Fusion Concepts. As energy and information technologies evolve, each naturally embraces the other in greater degrees—ultimately, the information and energy networks seem inseparable. Information network components use energy, while intelligent energy systems thrive on information. Faster processors needed to improve energy management require more power, increasing the cooling load. In their ultimate manifestation, scalable energy networks will essentially fuse energy and information.
Energy is only useful when it supports real-world needs. To that end, we should examine various energy use cases, seeking effective ways to weave these new capabilities into the work process. Going beyond the basic power meter and preference settings, race car teams have long integrated energy into work processes. Winning NASCAR crews evaluate driving conditions and the competitive situation to inform decisions such as speed and refueling stops.
Marines provide security for convoy delivering supplies to Forward Operating Base Nolay, Afghanistan
U.S. Marine Corps (Brian A. Lautenslager)
Process integration does not sprout overnight. Early in the information age, computers were only useful to those who learned to program; early packaged applications had characteristically rigid, logical structures. Batch programs ran from start to finish, and even commercial word processing packages required the operator to insert special codes into the text to accomplish various formatting options, such as bold or underline. Later, object-oriented programming evolved to enable such advanced concepts as drag-and-drop and plug-and-play. Still, users were largely bound to functions and procedures defined by the engineer. Today, the proliferation of widgets and apps provides a high degree of flexibility to infuse information into our work, social lives, and entertainment pursuits. Who will design tomorrow's energy apps?
Microbial fuel cells, which convert decomposed marine organisms into electrical energy, provide clean, efficient alternative to batteries and fuels
Manuel Castells asserts that information network integration has fundamentally changed our world. Without the benefit of special training or grand design, we now configure smart phones that, in turn, reconfigure our human interactions and daily routines. Correspondingly, smart energy systems might influence the ways we juggle cooking, working, and vacationing. We already use basic awareness tools, such as broadcast traffic reports, real-time miles-per-gallon displays, and charge status indicators to inform our commute, driving habits, and the need to recharge telephones. Energy-informed travel management systems would automatically recommend routes, travel time, and speed, based on predicted energy use and fuel prices en route. Future home appliances and heating and cooling systems will optimize temperature settings and timing and select from available energy sources, based on individual preferences and schedules, real-time energy prices, and weather forecast.

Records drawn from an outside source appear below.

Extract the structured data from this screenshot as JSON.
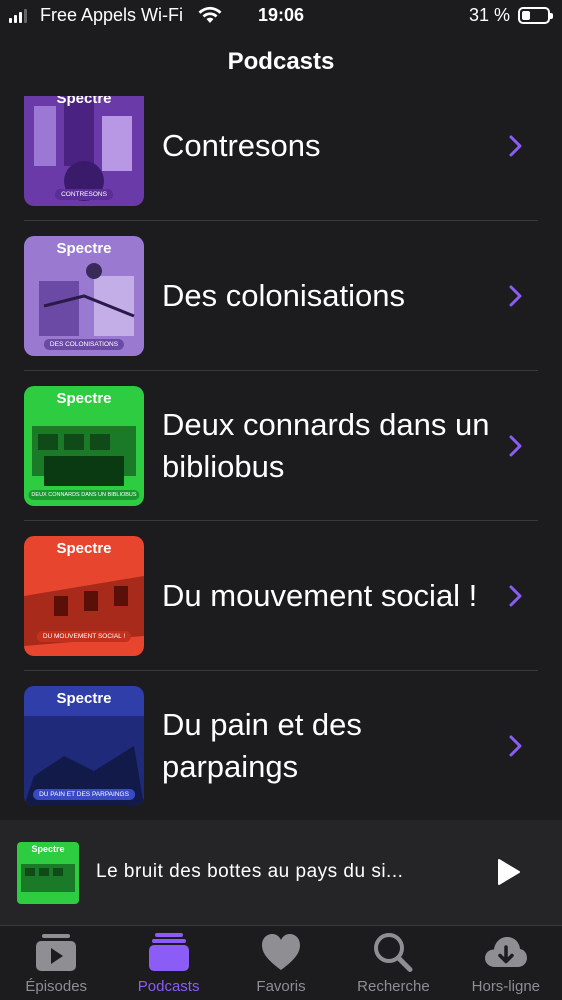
{
  "status": {
    "carrier": "Free Appels Wi-Fi",
    "time": "19:06",
    "battery": "31 %"
  },
  "nav": {
    "title": "Podcasts"
  },
  "accent": "#8b5cf6",
  "podcasts": [
    {
      "title": "Contresons",
      "brand": "Spectre",
      "caption": "CONTRESONS",
      "color": "#7b4bb8"
    },
    {
      "title": "Des colonisations",
      "brand": "Spectre",
      "caption": "DES COLONISATIONS",
      "color": "#8b6bc4"
    },
    {
      "title": "Deux connards dans un bibliobus",
      "brand": "Spectre",
      "caption": "DEUX CONNARDS DANS UN BIBLIOBUS",
      "color": "#2ecc40"
    },
    {
      "title": "Du mouvement social !",
      "brand": "Spectre",
      "caption": "DU MOUVEMENT SOCIAL !",
      "color": "#e8452f"
    },
    {
      "title": "Du pain et des parpaings",
      "brand": "Spectre",
      "caption": "DU PAIN ET DES PARPAINGS",
      "color": "#2f3ea8"
    }
  ],
  "player": {
    "title": "Le bruit des bottes au pays du si...",
    "brand": "Spectre"
  },
  "tabs": [
    {
      "label": "Épisodes",
      "icon": "episodes-icon"
    },
    {
      "label": "Podcasts",
      "icon": "podcasts-icon",
      "active": true
    },
    {
      "label": "Favoris",
      "icon": "heart-icon"
    },
    {
      "label": "Recherche",
      "icon": "search-icon"
    },
    {
      "label": "Hors-ligne",
      "icon": "download-cloud-icon"
    }
  ]
}
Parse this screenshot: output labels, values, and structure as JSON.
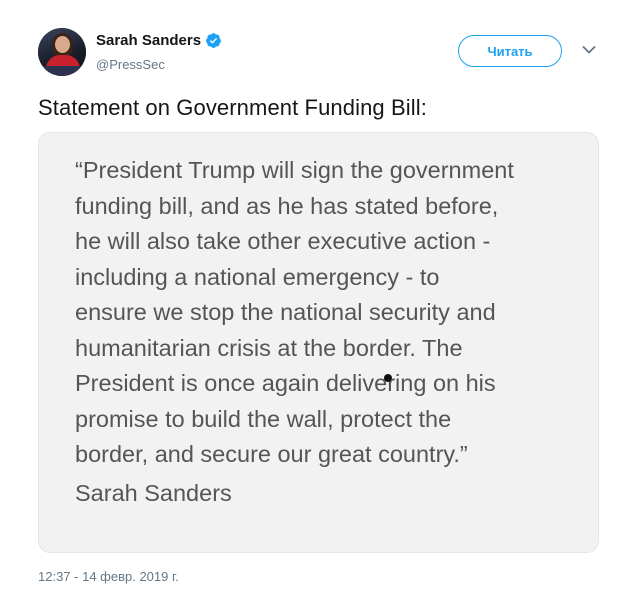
{
  "author": {
    "display_name": "Sarah Sanders",
    "handle": "@PressSec",
    "verified": true
  },
  "follow_button": {
    "label": "Читать"
  },
  "tweet": {
    "text": "Statement on Government Funding Bill:",
    "image_text": "“President Trump will sign the government\nfunding bill, and as he has stated before,\nhe will also take other executive action -\nincluding a national emergency - to\nensure we stop the national security and\nhumanitarian crisis at the border. The\nPresident is once again delivering on his\npromise to build the wall, protect the\nborder, and secure our great country.”",
    "image_signature": "Sarah Sanders",
    "timestamp": "12:37 - 14 февр. 2019 г."
  },
  "colors": {
    "accent": "#1da1f2",
    "secondary_text": "#657786",
    "primary_text": "#14171a"
  },
  "icons": {
    "verified": "verified-badge-icon",
    "more": "chevron-down-icon"
  }
}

Scalable energy networks offer prospects of not only overall energy efficiency improvement but also increased system flexibility, which could be used to reduce vulnerabilities and better balance considerations such as resources and sustainability. To advance the concept, a three-pronged strategy is offered:
This will be a long-term, iterative process, but the energy stakes are high. Nearly anyone can contribute to energy security, whether as a researcher, leader, voter, communicator, or early technology adopter. JFQ